Starting at the first line and ending at the last, reproduce the records below exactly.
Segment Start: Excerpted data
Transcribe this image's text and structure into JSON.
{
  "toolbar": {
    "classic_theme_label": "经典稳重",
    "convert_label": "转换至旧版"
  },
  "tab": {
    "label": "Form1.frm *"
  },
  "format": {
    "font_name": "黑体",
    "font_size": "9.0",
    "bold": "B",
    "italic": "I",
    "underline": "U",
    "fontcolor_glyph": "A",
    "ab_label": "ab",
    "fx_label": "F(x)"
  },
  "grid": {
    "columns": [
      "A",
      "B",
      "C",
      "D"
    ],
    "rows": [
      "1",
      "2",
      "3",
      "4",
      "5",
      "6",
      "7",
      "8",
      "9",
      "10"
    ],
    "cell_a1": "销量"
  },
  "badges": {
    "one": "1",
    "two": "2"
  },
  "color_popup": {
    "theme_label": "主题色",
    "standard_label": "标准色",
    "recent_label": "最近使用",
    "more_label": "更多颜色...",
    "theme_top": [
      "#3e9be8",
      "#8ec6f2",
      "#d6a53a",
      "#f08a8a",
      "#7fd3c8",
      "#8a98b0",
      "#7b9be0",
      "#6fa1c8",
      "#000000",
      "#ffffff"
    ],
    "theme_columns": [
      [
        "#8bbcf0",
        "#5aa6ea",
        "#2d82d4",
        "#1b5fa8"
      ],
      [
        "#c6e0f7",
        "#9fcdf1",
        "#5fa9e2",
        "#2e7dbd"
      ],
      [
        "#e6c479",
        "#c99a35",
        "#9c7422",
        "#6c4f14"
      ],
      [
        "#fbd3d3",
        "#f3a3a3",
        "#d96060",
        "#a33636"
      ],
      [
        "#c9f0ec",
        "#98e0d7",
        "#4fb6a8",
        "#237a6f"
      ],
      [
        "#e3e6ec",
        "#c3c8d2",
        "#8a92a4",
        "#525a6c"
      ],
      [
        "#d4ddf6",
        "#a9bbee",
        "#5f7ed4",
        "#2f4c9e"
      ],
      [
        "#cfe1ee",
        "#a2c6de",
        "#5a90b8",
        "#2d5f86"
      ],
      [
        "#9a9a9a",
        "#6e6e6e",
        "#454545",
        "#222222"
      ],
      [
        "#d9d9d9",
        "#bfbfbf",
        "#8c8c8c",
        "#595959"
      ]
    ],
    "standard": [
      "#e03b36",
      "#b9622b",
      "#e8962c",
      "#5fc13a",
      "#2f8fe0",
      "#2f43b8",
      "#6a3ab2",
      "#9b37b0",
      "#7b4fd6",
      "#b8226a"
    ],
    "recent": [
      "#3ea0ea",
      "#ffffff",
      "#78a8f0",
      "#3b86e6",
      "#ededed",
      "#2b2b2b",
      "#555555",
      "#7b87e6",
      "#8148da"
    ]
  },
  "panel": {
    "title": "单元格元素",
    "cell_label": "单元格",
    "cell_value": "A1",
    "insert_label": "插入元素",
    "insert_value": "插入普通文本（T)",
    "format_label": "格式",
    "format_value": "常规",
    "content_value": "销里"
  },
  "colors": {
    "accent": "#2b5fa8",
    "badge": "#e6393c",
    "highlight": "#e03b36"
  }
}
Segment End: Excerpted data
Solution
Transcribe this image's text and structure into JSON.
{
  "toolbar": {
    "classic_theme_label": "经典稳重",
    "convert_label": "转换至旧版"
  },
  "tab": {
    "label": "Form1.frm *"
  },
  "format": {
    "font_name": "黑体",
    "font_size": "9.0",
    "bold": "B",
    "italic": "I",
    "underline": "U",
    "fontcolor_glyph": "A",
    "ab_label": "ab",
    "fx_label": "F(x)"
  },
  "grid": {
    "columns": [
      "A",
      "B",
      "C",
      "D"
    ],
    "rows": [
      "1",
      "2",
      "3",
      "4",
      "5",
      "6",
      "7",
      "8",
      "9",
      "10"
    ],
    "cell_a1": "销量"
  },
  "badges": {
    "one": "1",
    "two": "2"
  },
  "color_popup": {
    "theme_label": "主题色",
    "standard_label": "标准色",
    "recent_label": "最近使用",
    "more_label": "更多颜色...",
    "theme_top": [
      "#3e9be8",
      "#8ec6f2",
      "#d6a53a",
      "#f08a8a",
      "#7fd3c8",
      "#8a98b0",
      "#7b9be0",
      "#6fa1c8",
      "#000000",
      "#ffffff"
    ],
    "theme_columns": [
      [
        "#8bbcf0",
        "#5aa6ea",
        "#2d82d4",
        "#1b5fa8"
      ],
      [
        "#c6e0f7",
        "#9fcdf1",
        "#5fa9e2",
        "#2e7dbd"
      ],
      [
        "#e6c479",
        "#c99a35",
        "#9c7422",
        "#6c4f14"
      ],
      [
        "#fbd3d3",
        "#f3a3a3",
        "#d96060",
        "#a33636"
      ],
      [
        "#c9f0ec",
        "#98e0d7",
        "#4fb6a8",
        "#237a6f"
      ],
      [
        "#e3e6ec",
        "#c3c8d2",
        "#8a92a4",
        "#525a6c"
      ],
      [
        "#d4ddf6",
        "#a9bbee",
        "#5f7ed4",
        "#2f4c9e"
      ],
      [
        "#cfe1ee",
        "#a2c6de",
        "#5a90b8",
        "#2d5f86"
      ],
      [
        "#9a9a9a",
        "#6e6e6e",
        "#454545",
        "#222222"
      ],
      [
        "#d9d9d9",
        "#bfbfbf",
        "#8c8c8c",
        "#595959"
      ]
    ],
    "standard": [
      "#e03b36",
      "#b9622b",
      "#e8962c",
      "#5fc13a",
      "#2f8fe0",
      "#2f43b8",
      "#6a3ab2",
      "#9b37b0",
      "#7b4fd6",
      "#b8226a"
    ],
    "recent": [
      "#3ea0ea",
      "#ffffff",
      "#78a8f0",
      "#3b86e6",
      "#ededed",
      "#2b2b2b",
      "#555555",
      "#7b87e6",
      "#8148da"
    ]
  },
  "panel": {
    "title": "单元格元素",
    "cell_label": "单元格",
    "cell_value": "A1",
    "insert_label": "插入元素",
    "insert_value": "插入普通文本（T)",
    "format_label": "格式",
    "format_value": "常规",
    "content_value": "销里"
  },
  "colors": {
    "accent": "#2b5fa8",
    "badge": "#e6393c",
    "highlight": "#e03b36"
  }
}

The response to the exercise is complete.